- _Given data_:
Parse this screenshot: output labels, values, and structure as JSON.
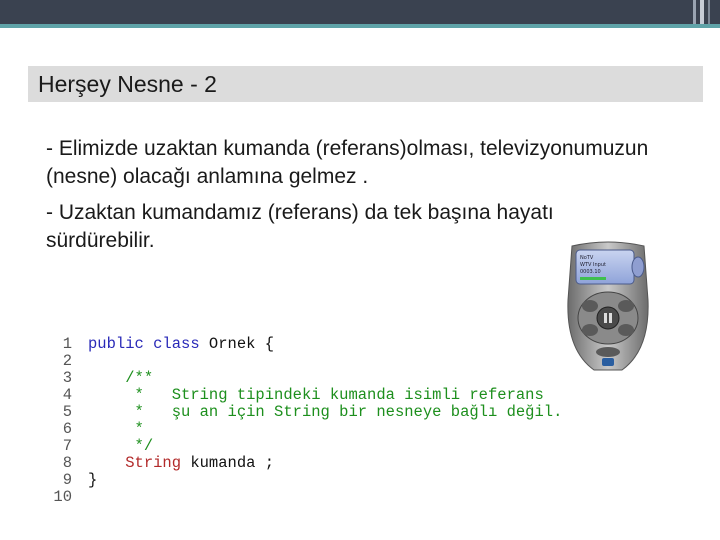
{
  "slide": {
    "title": "Herşey Nesne - 2",
    "bullets": [
      "- Elimizde uzaktan kumanda (referans)olması, televizyonumuzun (nesne) olacağı anlamına gelmez .",
      "- Uzaktan kumandamız (referans) da tek başına hayatı sürdürebilir."
    ],
    "remote_screen_text": [
      "NoTV",
      "WTV Input",
      "0003.10"
    ],
    "code": {
      "line_numbers": [
        "1",
        "2",
        "3",
        "4",
        "5",
        "6",
        "7",
        "8",
        "9",
        "10"
      ],
      "lines": [
        {
          "kw": "public class",
          "tx": " Ornek {"
        },
        {},
        {
          "indent": "    ",
          "cm": "/**"
        },
        {
          "indent": "     ",
          "cm": "*   String tipindeki kumanda isimli referans"
        },
        {
          "indent": "     ",
          "cm": "*   şu an için String bir nesneye bağlı değil."
        },
        {
          "indent": "     ",
          "cm": "*"
        },
        {
          "indent": "     ",
          "cm": "*/"
        },
        {
          "indent": "    ",
          "ty": "String",
          "tx": " kumanda ;"
        },
        {
          "tx": "}"
        },
        {}
      ]
    }
  },
  "colors": {
    "top_bar": "#3a4250",
    "accent": "#5fa3a8",
    "title_band": "#dcdcdc",
    "keyword": "#2a2ab8",
    "comment": "#1d8f1d",
    "type": "#b22a2a"
  }
}
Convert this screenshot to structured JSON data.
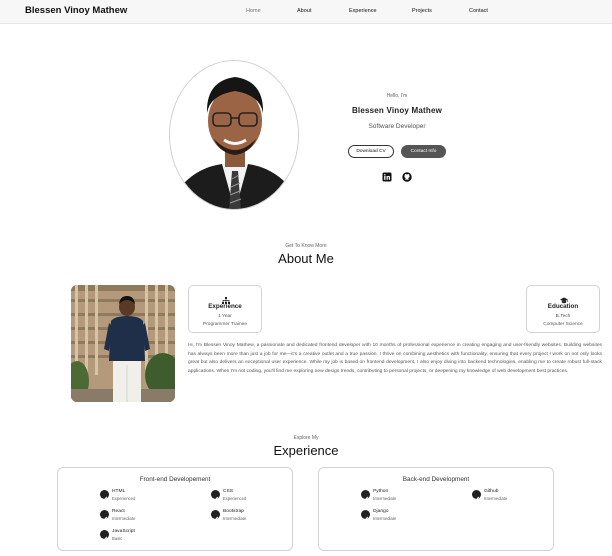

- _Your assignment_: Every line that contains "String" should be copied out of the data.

- _Exercise output_:
          "cm": "*   String tipindeki kumanda isimli referans"
          "cm": "*   şu an için String bir nesneye bağlı değil."
          "ty": "String",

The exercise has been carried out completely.